Danny Seidmann, an Israeli human rights lawyer, agrees. After watching the destruction of the houses in Isawiya, he said: "The timing of this is not accidental. Another five demolitions are planned for tomorrow. Netanyahu is basing his campaign on the defence of Jerusalem, so these poor unfortunate people lose the roof over their heads." Mr Seidmann added that tensions were already high among Palestinians and a single spark could cause an explosion.

For the moment, people in Isawiya, most of whose houses are under threat, look apprehensive rather than politically militant. "They don't give permission for people to build so we don't know what to do," lamented Latifa Dorbas, as she tried to salvage the furniture of one house.

Pressure on Palestinians in Jerusalem has intensified over the past five years. Since 1993, when the Oslo accords were signed, those living on the West Bank - often within sight of the city - have not been able to enter it without a permit. The value of a Jerusalem identity card has thus been increased, but the Israeli Interior Ministry began a campaign to withdraw these three years ago and has so far confiscated 2,179, according to the Israeli human rights group B'tselem. This has had the effect of forcing more Palestinians to come back into Jerusalem because they fear losing their residency rights.

Why these rights matter is explained by the case of Fayez Zeitawi, a Palestinian from Jerusalem who was knifed earlier in the year, apparently by a Jewish serial stabber. His hospital fees were about pounds 11,200. But his right to reside in Jerusalem was withdrawn in 1998 and with it his right to health insurance. He will have to pay his medical expenses himself.

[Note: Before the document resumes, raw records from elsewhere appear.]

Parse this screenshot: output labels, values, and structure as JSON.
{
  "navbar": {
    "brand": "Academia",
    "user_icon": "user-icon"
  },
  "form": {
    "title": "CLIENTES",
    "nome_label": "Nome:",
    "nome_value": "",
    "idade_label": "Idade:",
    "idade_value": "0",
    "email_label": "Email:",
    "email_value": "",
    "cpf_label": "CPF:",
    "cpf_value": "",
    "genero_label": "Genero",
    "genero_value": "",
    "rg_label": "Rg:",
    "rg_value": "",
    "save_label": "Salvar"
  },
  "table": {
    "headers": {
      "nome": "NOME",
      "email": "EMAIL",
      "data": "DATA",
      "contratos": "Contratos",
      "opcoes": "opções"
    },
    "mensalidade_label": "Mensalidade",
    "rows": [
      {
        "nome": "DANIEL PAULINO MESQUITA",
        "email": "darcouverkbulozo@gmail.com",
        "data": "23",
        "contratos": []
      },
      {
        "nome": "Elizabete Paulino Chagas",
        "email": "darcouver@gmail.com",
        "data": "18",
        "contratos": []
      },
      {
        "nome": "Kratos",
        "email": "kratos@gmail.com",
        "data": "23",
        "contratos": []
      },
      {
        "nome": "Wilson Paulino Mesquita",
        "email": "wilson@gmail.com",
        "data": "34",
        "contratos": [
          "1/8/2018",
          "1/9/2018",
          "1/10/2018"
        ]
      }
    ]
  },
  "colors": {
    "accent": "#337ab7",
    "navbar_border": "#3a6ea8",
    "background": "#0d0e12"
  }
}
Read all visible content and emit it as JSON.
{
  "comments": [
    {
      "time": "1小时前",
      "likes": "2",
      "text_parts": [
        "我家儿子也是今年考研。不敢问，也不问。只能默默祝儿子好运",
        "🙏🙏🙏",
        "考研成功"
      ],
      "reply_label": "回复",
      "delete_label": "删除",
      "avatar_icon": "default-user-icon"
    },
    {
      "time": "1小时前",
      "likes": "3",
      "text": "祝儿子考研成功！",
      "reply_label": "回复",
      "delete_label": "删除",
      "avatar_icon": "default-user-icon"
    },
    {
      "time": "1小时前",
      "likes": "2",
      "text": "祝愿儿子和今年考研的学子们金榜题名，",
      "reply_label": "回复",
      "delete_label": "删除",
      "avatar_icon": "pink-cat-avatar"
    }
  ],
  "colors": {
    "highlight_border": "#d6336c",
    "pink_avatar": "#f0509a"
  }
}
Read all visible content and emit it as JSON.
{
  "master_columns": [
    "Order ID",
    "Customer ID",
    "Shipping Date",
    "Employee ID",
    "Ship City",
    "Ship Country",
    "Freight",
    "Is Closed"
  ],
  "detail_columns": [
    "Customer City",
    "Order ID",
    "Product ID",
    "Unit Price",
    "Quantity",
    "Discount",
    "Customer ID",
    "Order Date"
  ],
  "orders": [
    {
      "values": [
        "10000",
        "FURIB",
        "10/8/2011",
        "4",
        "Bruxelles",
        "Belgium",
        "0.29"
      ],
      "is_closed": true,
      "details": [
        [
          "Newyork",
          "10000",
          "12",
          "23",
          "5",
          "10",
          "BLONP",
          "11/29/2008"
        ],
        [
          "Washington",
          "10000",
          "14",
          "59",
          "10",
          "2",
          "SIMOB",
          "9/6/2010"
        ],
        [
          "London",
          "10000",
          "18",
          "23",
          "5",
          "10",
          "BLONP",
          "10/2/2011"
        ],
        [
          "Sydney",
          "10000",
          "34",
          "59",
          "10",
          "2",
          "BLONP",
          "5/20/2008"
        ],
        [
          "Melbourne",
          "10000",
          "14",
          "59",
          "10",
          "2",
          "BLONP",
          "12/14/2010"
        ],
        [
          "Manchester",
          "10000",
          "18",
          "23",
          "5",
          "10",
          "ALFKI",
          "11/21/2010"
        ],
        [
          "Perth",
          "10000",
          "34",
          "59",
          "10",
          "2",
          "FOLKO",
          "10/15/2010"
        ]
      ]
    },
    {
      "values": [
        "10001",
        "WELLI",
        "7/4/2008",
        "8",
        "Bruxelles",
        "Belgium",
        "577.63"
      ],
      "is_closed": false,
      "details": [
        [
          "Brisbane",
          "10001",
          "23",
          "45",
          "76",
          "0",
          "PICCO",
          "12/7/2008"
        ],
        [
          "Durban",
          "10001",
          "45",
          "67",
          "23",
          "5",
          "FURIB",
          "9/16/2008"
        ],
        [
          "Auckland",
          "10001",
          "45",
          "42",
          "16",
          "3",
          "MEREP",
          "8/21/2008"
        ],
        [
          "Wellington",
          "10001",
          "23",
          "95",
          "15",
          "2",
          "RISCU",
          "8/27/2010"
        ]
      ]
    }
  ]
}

The daily Haaretz newspaper notes that "as a Palestinian [Mr Zeitawi] cannot be recognised as the victim of terrorist activity".

In addition to trying to reduce the number of Palestinians in the West Bank, the government is rapidly increasing the number of Jewish settlements and settlers in the area. United States satellite photographs reveal that Mr Netanyahu has built 12 new settlements on hilltops since the Wye Plantation accords with the Palestinians - now frozen - were brokered by the US President, Bill Clinton, last October. Another six settlements were built immediately before the Wye meeting.

Madeleine Albright, the US Secretary of State, told Ariel Sharon, the Israeli Foreign Minister, that the new settlements break an explicit Israeli promise to the US not to build new settlements or expand existing ones. In the past three years the number of settlers on the West Bank has risen from 150,000 to 180,000. Housing starts in the settlements last year were up 105 per cent, compared with only 20 per cent in Israel.

New access roads are designed to carve up the territory, isolating Palestiniansand making it more and more difficult on the ground for Yasser Arafat, the Palestinian leader, ever to establish a Palestinian state.